Look for "icon" in each line of the records, and copy the lines that have it.

=== Raw data ===

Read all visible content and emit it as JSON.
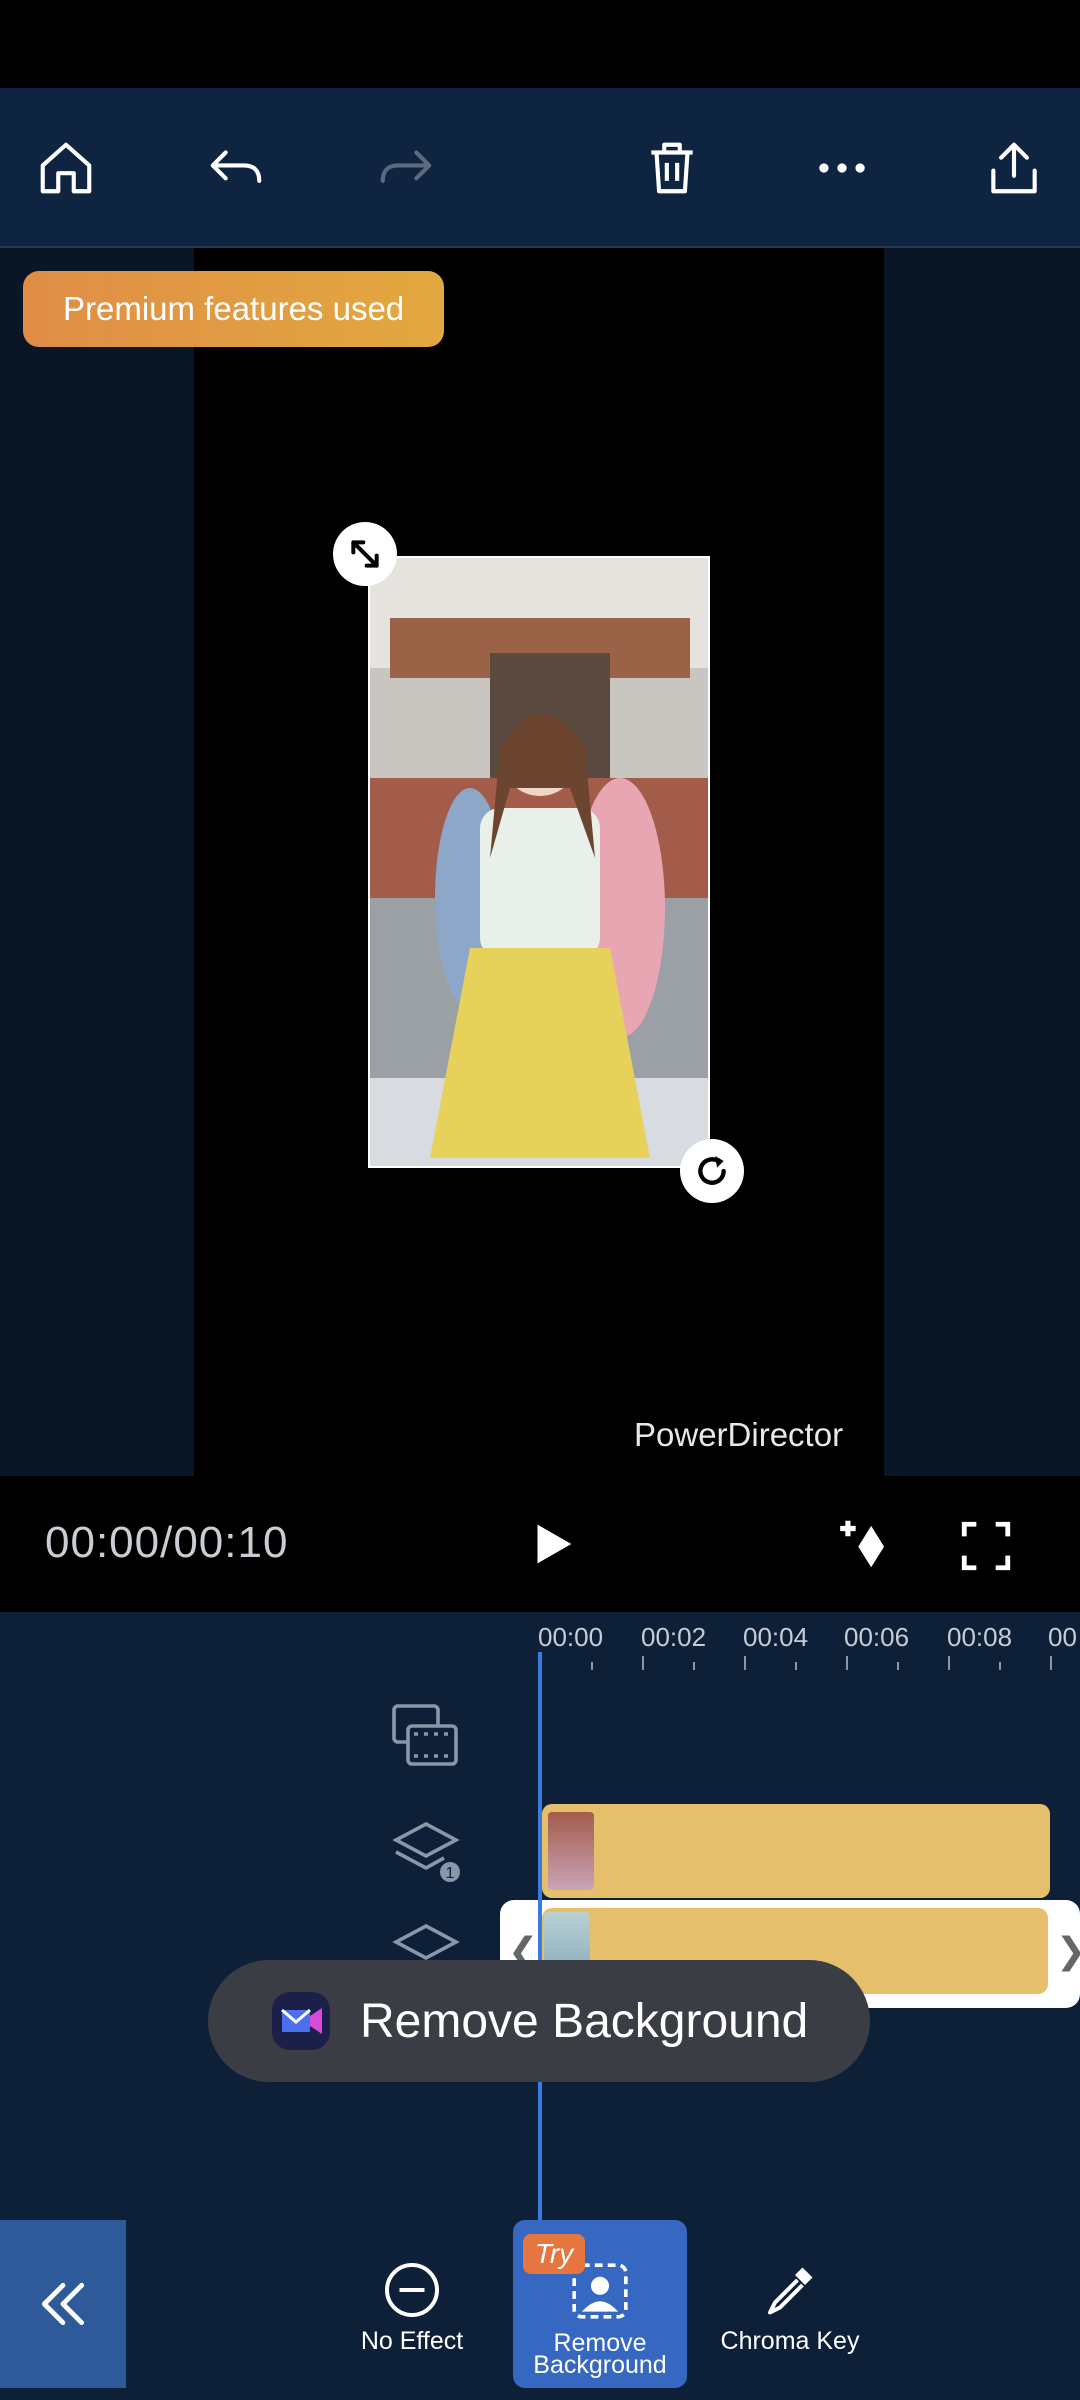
{
  "toolbar": {
    "home_icon": "home-icon",
    "undo_icon": "undo-icon",
    "redo_icon": "redo-icon",
    "delete_icon": "trash-icon",
    "more_icon": "more-horizontal-icon",
    "export_icon": "share-upload-icon"
  },
  "preview": {
    "premium_badge": "Premium features used",
    "watermark": "PowerDirector"
  },
  "playback": {
    "timecode": "00:00/00:10"
  },
  "timeline": {
    "ruler": [
      "00:00",
      "00:02",
      "00:04",
      "00:06",
      "00:08",
      "00"
    ],
    "toast": "Remove Background"
  },
  "effects": {
    "items": [
      {
        "label": "No Effect"
      },
      {
        "label_line1": "Remove",
        "label_line2": "Background",
        "badge": "Try"
      },
      {
        "label": "Chroma Key"
      }
    ]
  },
  "colors": {
    "accent": "#3668c2",
    "track": "#e6bf6c",
    "premium": "#e2a93f"
  }
}
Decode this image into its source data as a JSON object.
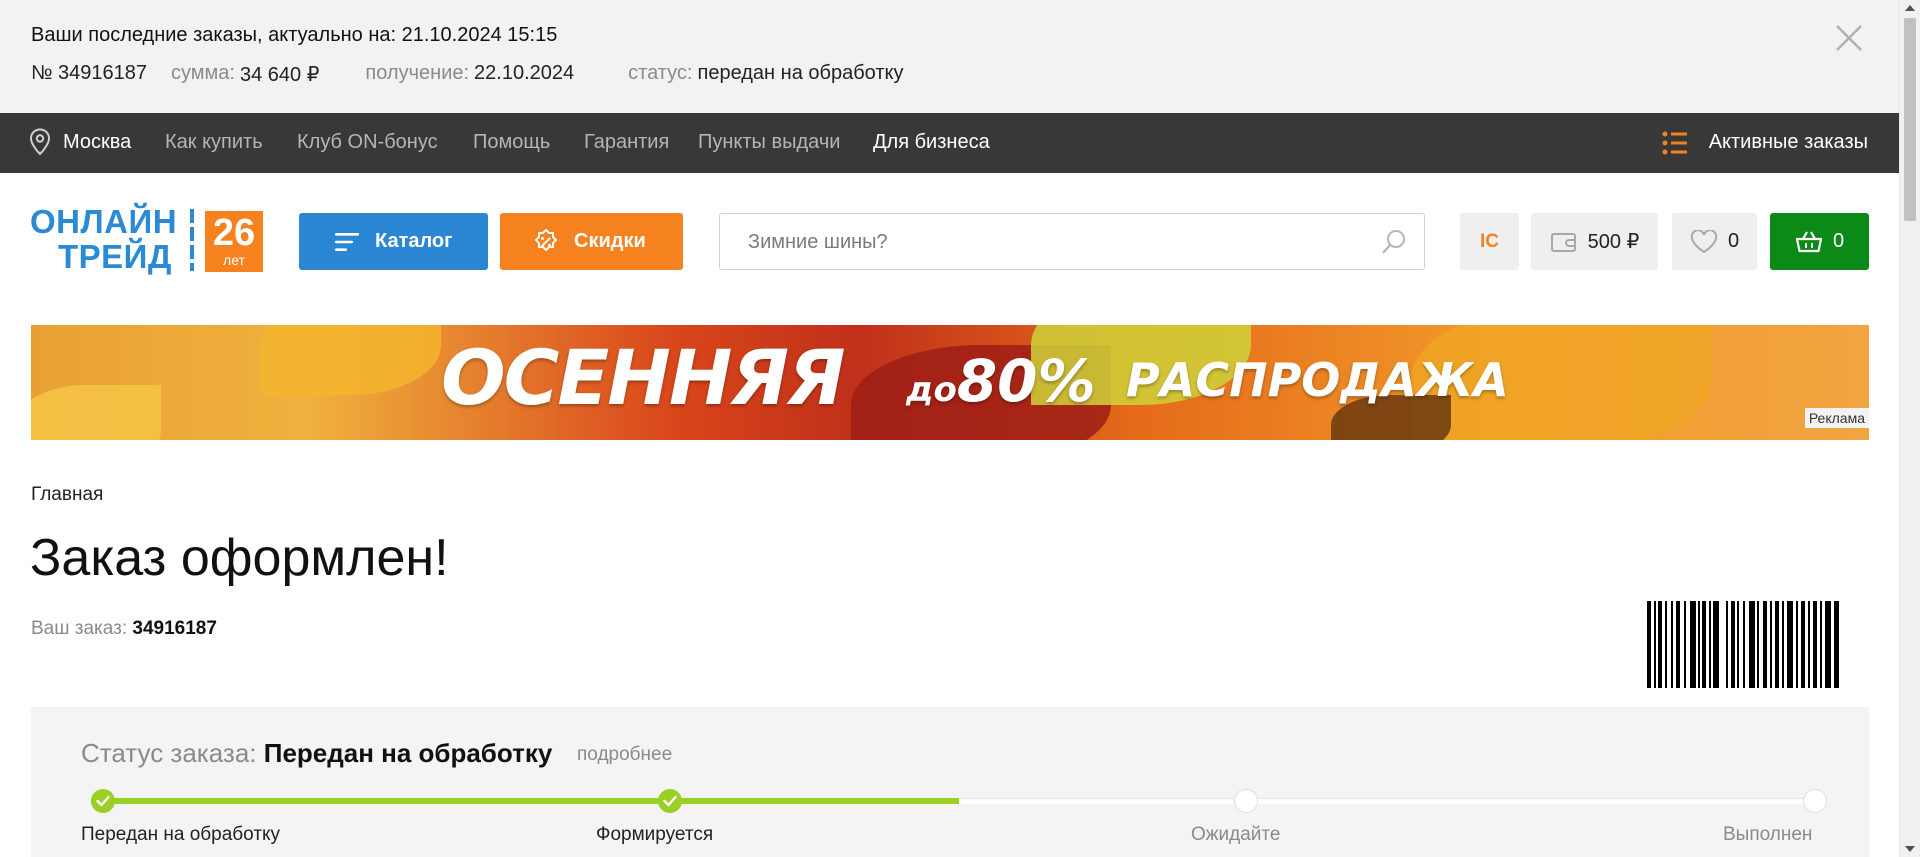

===

Exercise answer »
    "home_icon": "home-icon",
    "undo_icon": "undo-icon",
    "redo_icon": "redo-icon",
    "delete_icon": "trash-icon",
    "more_icon": "more-horizontal-icon",
    "export_icon": "share-upload-icon"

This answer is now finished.